GALLERY SECTIONS:


  • We Are All Treaty People

    See the living and breathing promises of Treaty 4 from a unique view point -- that of the Indigenous peoples who signed the original document.

    GO TO EXHIBIT

    . . . . . . . . . . . . . . . . . . . . . . . . . . . . . . . . . . . . . . . . . . . . . . . . . . . . . .

  • The Tipi

    How old is the tipi? We don't know for certain, but some stone circles that once held down the edges of tipis are as old as 6,000 years.

    GO TO EXHIBIT

    . . . . . . . . . . . . . . . . . . . . . . . . . . . . . . . . . . . . . . . . . . . . . . . . . . . . . .

  • Community

    A community is made up of many different members. For First Nations, Earth as community is made up of many different beings that include rock, plants, animals, and humans. Humans are a part of that community; they are not above it or outside it.

    GO TO EXHIBIT

    . . . . . . . . . . . . . . . . . . . . . . . . . . . . . . . . . . . . . . . . . . . . . . . . . . . . . .

  • Yearly Circle

    Throughout the year many kinds of berries and other plants could be found in different locations, along with the animals that fed on them. People that followed this cycle of food gathering were participating a "seasonal round" of nomadic camping across different landscapes.

    GO TO EXHIBIT

    . . . . . . . . . . . . . . . . . . . . . . . . . . . . . . . . . . . . . . . . . . . . . . . . . . . . . .

  • Trades, Treaties and Today

    The treaties signed in Saskatchewan during the late 1800s and early 1900s were a response by both the First Nations and the federal government to significant changes taking place in western Canada.

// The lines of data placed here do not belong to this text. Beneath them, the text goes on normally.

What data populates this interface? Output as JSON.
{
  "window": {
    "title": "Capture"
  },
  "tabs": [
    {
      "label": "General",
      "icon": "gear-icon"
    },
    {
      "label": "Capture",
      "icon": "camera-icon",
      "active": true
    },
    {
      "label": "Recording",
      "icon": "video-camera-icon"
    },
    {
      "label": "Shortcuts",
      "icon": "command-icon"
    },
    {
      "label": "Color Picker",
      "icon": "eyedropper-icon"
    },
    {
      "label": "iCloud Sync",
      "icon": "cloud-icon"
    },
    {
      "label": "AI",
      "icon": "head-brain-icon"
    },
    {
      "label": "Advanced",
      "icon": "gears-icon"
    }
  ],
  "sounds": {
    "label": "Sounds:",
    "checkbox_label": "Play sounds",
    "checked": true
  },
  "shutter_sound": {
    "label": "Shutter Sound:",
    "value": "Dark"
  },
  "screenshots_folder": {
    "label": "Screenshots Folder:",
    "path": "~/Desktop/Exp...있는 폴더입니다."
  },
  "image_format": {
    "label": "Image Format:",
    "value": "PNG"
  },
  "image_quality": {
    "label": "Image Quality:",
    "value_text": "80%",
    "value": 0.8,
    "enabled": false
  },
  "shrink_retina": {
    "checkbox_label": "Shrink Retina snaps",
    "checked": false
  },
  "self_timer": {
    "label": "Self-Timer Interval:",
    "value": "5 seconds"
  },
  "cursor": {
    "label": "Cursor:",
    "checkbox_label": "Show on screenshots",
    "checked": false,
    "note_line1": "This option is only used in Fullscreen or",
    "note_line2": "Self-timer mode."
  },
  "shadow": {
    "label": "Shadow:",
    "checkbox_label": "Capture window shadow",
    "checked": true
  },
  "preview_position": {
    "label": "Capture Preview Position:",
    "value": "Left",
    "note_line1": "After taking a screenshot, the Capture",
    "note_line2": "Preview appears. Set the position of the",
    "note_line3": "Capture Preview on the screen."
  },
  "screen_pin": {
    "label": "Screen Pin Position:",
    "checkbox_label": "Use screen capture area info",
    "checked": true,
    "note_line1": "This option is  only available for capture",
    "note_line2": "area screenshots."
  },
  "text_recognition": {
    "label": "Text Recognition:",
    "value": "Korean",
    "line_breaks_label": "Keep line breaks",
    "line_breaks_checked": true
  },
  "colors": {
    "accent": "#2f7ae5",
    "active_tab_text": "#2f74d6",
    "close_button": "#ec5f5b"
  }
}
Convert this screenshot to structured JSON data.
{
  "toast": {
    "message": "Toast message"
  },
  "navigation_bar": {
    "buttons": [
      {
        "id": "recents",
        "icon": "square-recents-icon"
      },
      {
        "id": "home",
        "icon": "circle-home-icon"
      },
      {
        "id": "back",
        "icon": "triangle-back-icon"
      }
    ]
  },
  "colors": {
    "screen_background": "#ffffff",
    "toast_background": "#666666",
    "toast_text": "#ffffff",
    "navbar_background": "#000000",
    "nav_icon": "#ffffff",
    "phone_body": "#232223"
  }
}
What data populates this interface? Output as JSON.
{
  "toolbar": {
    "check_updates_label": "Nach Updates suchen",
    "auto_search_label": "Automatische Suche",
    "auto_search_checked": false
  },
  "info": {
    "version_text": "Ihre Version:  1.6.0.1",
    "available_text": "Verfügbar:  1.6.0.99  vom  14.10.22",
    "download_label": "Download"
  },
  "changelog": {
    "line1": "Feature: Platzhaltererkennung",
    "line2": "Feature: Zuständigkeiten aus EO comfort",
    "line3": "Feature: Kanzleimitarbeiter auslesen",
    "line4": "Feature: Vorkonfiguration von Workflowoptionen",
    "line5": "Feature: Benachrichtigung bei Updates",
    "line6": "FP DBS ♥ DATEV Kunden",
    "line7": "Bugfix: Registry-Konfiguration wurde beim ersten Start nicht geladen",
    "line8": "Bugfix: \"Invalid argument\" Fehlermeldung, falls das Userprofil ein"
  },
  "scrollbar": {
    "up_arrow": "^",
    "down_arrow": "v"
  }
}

    GO TO EXHIBIT

RELATED PUBLICATIONS

  • The RSM's Policy for the Care and Repatriation of the Sacred Objects

    The RSM and Aboriginal peoples recognize that there are traditional and sacred connections between Aboriginal peoples and sacred objects of Aboriginal origin and that the sacred objects are extremely important to the cultures, values and traditions of Aboriginal peoples today. Pursuant to The Royal Saskatchewan Museum Act, this policy is to address the concerns of Aboriginal peoples about the access to and the care, use and repatriation of sacred and culturally sensitive objects originating with their cultures and contained in the Ethnology Reserve Collection of the RSM.

    Learn More

GALLERY MAP